In your copy, leave out the pictures; write out all the data exactly.

RECORDED INFORMATION:
==========

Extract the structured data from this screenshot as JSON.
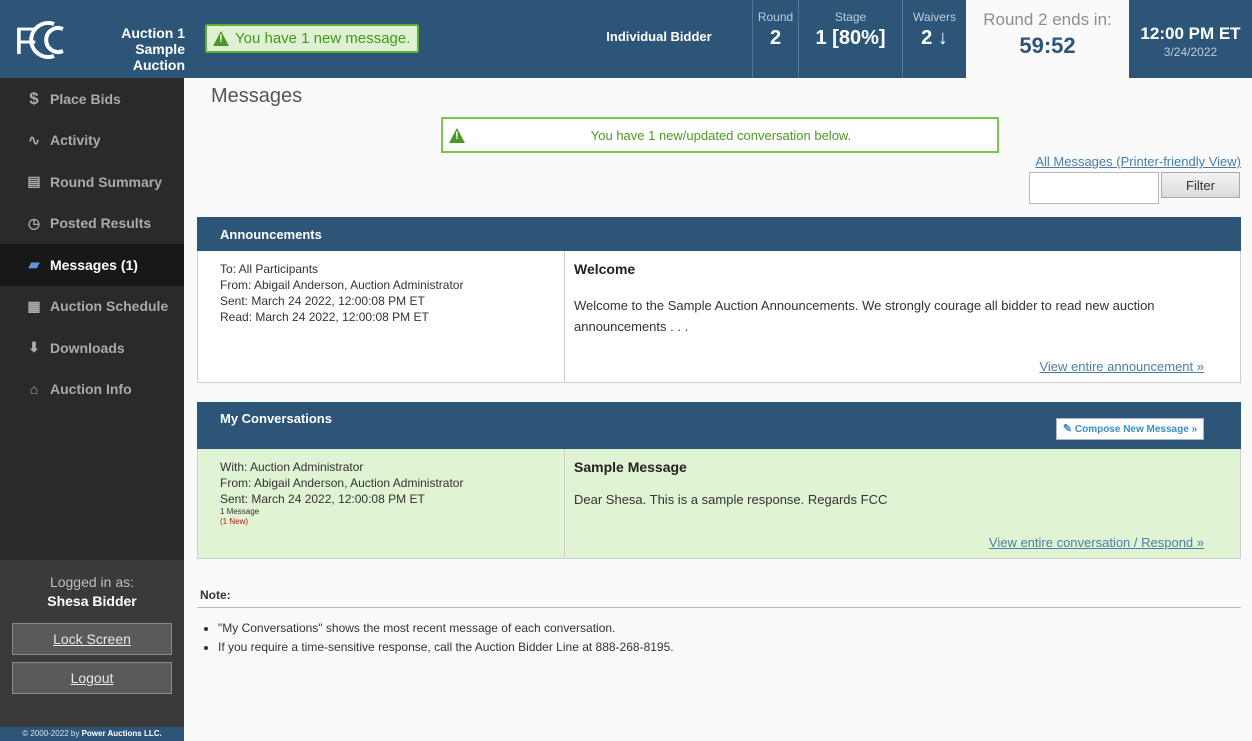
{
  "header": {
    "logo_text": "FCC",
    "auction_title": "Auction 1",
    "auction_subtitle": "Sample Auction",
    "new_message": "You have 1 new message.",
    "bidder_type": "Individual Bidder",
    "round_label": "Round",
    "round_value": "2",
    "stage_label": "Stage",
    "stage_value": "1 [80%]",
    "waivers_label": "Waivers",
    "waivers_value": "2 ↓",
    "countdown_label": "Round 2 ends in:",
    "countdown_value": "59:52",
    "time": "12:00 PM ET",
    "date": "3/24/2022"
  },
  "sidebar": {
    "items": [
      {
        "label": "Place Bids",
        "icon": "$"
      },
      {
        "label": "Activity",
        "icon": "∿"
      },
      {
        "label": "Round Summary",
        "icon": "▤"
      },
      {
        "label": "Posted Results",
        "icon": "◷"
      },
      {
        "label": "Messages (1)",
        "icon": "▰"
      },
      {
        "label": "Auction Schedule",
        "icon": "▦"
      },
      {
        "label": "Downloads",
        "icon": "⬇"
      },
      {
        "label": "Auction Info",
        "icon": "⌂"
      }
    ],
    "logged_in_label": "Logged in as:",
    "user_name": "Shesa Bidder",
    "lock_label": "Lock Screen",
    "logout_label": "Logout",
    "copyright_prefix": "© 2000-2022 by ",
    "copyright_company": "Power Auctions LLC."
  },
  "main": {
    "title": "Messages",
    "banner": "You have 1 new/updated conversation below.",
    "print_link": "All Messages (Printer-friendly View)",
    "filter_value": "",
    "filter_button": "Filter",
    "announcements": {
      "heading": "Announcements",
      "to": "To: All Participants",
      "from": "From: Abigail Anderson, Auction Administrator",
      "sent": "Sent: March 24 2022, 12:00:08 PM ET",
      "read": "Read: March 24 2022, 12:00:08 PM ET",
      "subject": "Welcome",
      "body": "Welcome to the Sample Auction Announcements. We strongly courage all bidder to read new auction announcements . . .",
      "link": "View entire announcement »"
    },
    "conversations": {
      "heading": "My Conversations",
      "compose": "Compose New Message »",
      "with": "With: Auction Administrator",
      "from": "From: Abigail Anderson, Auction Administrator",
      "sent": "Sent: March 24 2022, 12:00:08 PM ET",
      "count": "1 Message",
      "new": "(1 New)",
      "subject": "Sample Message",
      "body": "Dear Shesa. This is a sample response. Regards FCC",
      "link": "View entire conversation / Respond »"
    },
    "note_title": "Note:",
    "notes": [
      "\"My Conversations\" shows the most recent message of each conversation.",
      "If you require a time-sensitive response, call the Auction Bidder Line at 888-268-8195."
    ]
  }
}
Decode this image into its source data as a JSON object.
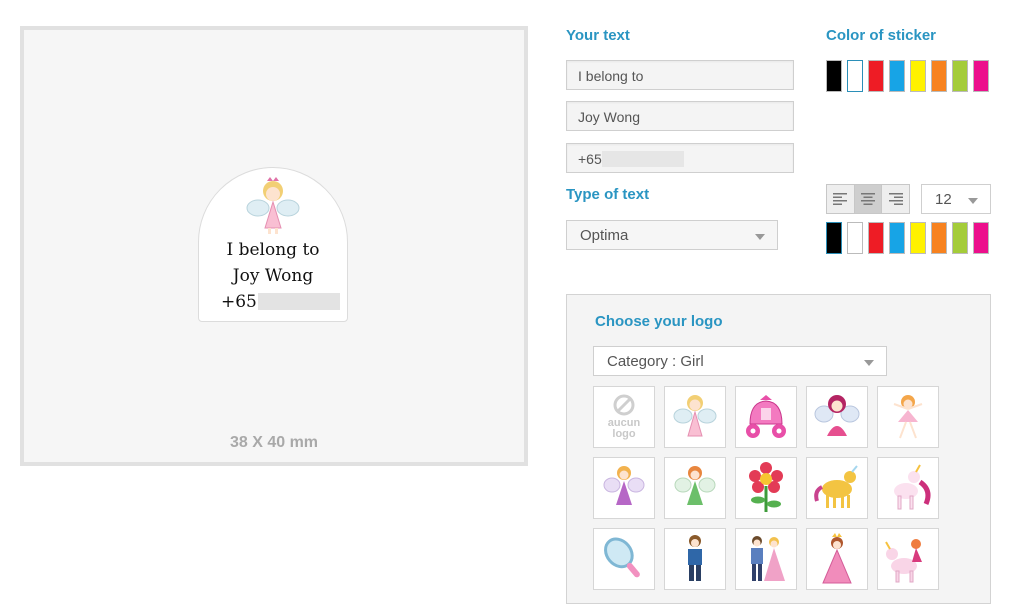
{
  "preview": {
    "sticker_lines": [
      "I belong to",
      "Joy Wong",
      "+65"
    ],
    "dimensions": "38 X 40 mm"
  },
  "text_section": {
    "title": "Your text",
    "fields": [
      {
        "value": "I belong to"
      },
      {
        "value": "Joy Wong"
      },
      {
        "value": "+65"
      }
    ]
  },
  "sticker_color": {
    "title": "Color of sticker",
    "swatches": [
      "#000000",
      "#ffffff",
      "#ee1c25",
      "#17a4e6",
      "#fff200",
      "#f7821f",
      "#a4cc39",
      "#ec0f8c"
    ],
    "selected": "#ffffff"
  },
  "text_type": {
    "title": "Type of text",
    "font_value": "Optima",
    "size_value": "12",
    "alignment_options": [
      "left",
      "center",
      "right"
    ],
    "alignment_selected": "center",
    "text_colors": [
      "#000000",
      "#ffffff",
      "#ee1c25",
      "#17a4e6",
      "#fff200",
      "#f7821f",
      "#a4cc39",
      "#ec0f8c"
    ],
    "selected_text_color": "#000000"
  },
  "logo": {
    "title": "Choose your logo",
    "category_select": "Category : Girl",
    "no_logo_label": "aucun logo",
    "tiles": [
      "no-logo",
      "fairy",
      "carriage",
      "fairy-sitting",
      "ballerina",
      "fairy-purple",
      "fairy-green",
      "flower",
      "unicorn-yellow",
      "unicorn-pink",
      "mirror",
      "prince",
      "prince-princess",
      "princess",
      "unicorn-girl"
    ]
  }
}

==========

EXERCISE OUTPUT:
Extract the structured data from this screenshot as JSON.
{
  "header": {
    "logo_text": "FCC",
    "auction_title": "Auction 1",
    "auction_subtitle": "Sample Auction",
    "new_message": "You have 1 new message.",
    "bidder_type": "Individual Bidder",
    "round_label": "Round",
    "round_value": "2",
    "stage_label": "Stage",
    "stage_value": "1 [80%]",
    "waivers_label": "Waivers",
    "waivers_value": "2 ↓",
    "countdown_label": "Round 2 ends in:",
    "countdown_value": "59:52",
    "time": "12:00 PM ET",
    "date": "3/24/2022"
  },
  "sidebar": {
    "items": [
      {
        "label": "Place Bids",
        "icon": "$"
      },
      {
        "label": "Activity",
        "icon": "∿"
      },
      {
        "label": "Round Summary",
        "icon": "▤"
      },
      {
        "label": "Posted Results",
        "icon": "◷"
      },
      {
        "label": "Messages (1)",
        "icon": "▰"
      },
      {
        "label": "Auction Schedule",
        "icon": "▦"
      },
      {
        "label": "Downloads",
        "icon": "⬇"
      },
      {
        "label": "Auction Info",
        "icon": "⌂"
      }
    ],
    "logged_in_label": "Logged in as:",
    "user_name": "Shesa Bidder",
    "lock_label": "Lock Screen",
    "logout_label": "Logout",
    "copyright_prefix": "© 2000-2022 by ",
    "copyright_company": "Power Auctions LLC."
  },
  "main": {
    "title": "Messages",
    "banner": "You have 1 new/updated conversation below.",
    "print_link": "All Messages (Printer-friendly View)",
    "filter_value": "",
    "filter_button": "Filter",
    "announcements": {
      "heading": "Announcements",
      "to": "To: All Participants",
      "from": "From: Abigail Anderson, Auction Administrator",
      "sent": "Sent: March 24 2022, 12:00:08 PM ET",
      "read": "Read: March 24 2022, 12:00:08 PM ET",
      "subject": "Welcome",
      "body": "Welcome to the Sample Auction Announcements. We strongly courage all bidder to read new auction announcements . . .",
      "link": "View entire announcement »"
    },
    "conversations": {
      "heading": "My Conversations",
      "compose": "Compose New Message »",
      "with": "With: Auction Administrator",
      "from": "From: Abigail Anderson, Auction Administrator",
      "sent": "Sent: March 24 2022, 12:00:08 PM ET",
      "count": "1 Message",
      "new": "(1 New)",
      "subject": "Sample Message",
      "body": "Dear Shesa. This is a sample response. Regards FCC",
      "link": "View entire conversation / Respond »"
    },
    "note_title": "Note:",
    "notes": [
      "\"My Conversations\" shows the most recent message of each conversation.",
      "If you require a time-sensitive response, call the Auction Bidder Line at 888-268-8195."
    ]
  }
}
Decode this image into its source data as a JSON object.
{
  "preview": {
    "sticker_lines": [
      "I belong to",
      "Joy Wong",
      "+65"
    ],
    "dimensions": "38 X 40 mm"
  },
  "text_section": {
    "title": "Your text",
    "fields": [
      {
        "value": "I belong to"
      },
      {
        "value": "Joy Wong"
      },
      {
        "value": "+65"
      }
    ]
  },
  "sticker_color": {
    "title": "Color of sticker",
    "swatches": [
      "#000000",
      "#ffffff",
      "#ee1c25",
      "#17a4e6",
      "#fff200",
      "#f7821f",
      "#a4cc39",
      "#ec0f8c"
    ],
    "selected": "#ffffff"
  },
  "text_type": {
    "title": "Type of text",
    "font_value": "Optima",
    "size_value": "12",
    "alignment_options": [
      "left",
      "center",
      "right"
    ],
    "alignment_selected": "center",
    "text_colors": [
      "#000000",
      "#ffffff",
      "#ee1c25",
      "#17a4e6",
      "#fff200",
      "#f7821f",
      "#a4cc39",
      "#ec0f8c"
    ],
    "selected_text_color": "#000000"
  },
  "logo": {
    "title": "Choose your logo",
    "category_select": "Category : Girl",
    "no_logo_label": "aucun logo",
    "tiles": [
      "no-logo",
      "fairy",
      "carriage",
      "fairy-sitting",
      "ballerina",
      "fairy-purple",
      "fairy-green",
      "flower",
      "unicorn-yellow",
      "unicorn-pink",
      "mirror",
      "prince",
      "prince-princess",
      "princess",
      "unicorn-girl"
    ]
  }
}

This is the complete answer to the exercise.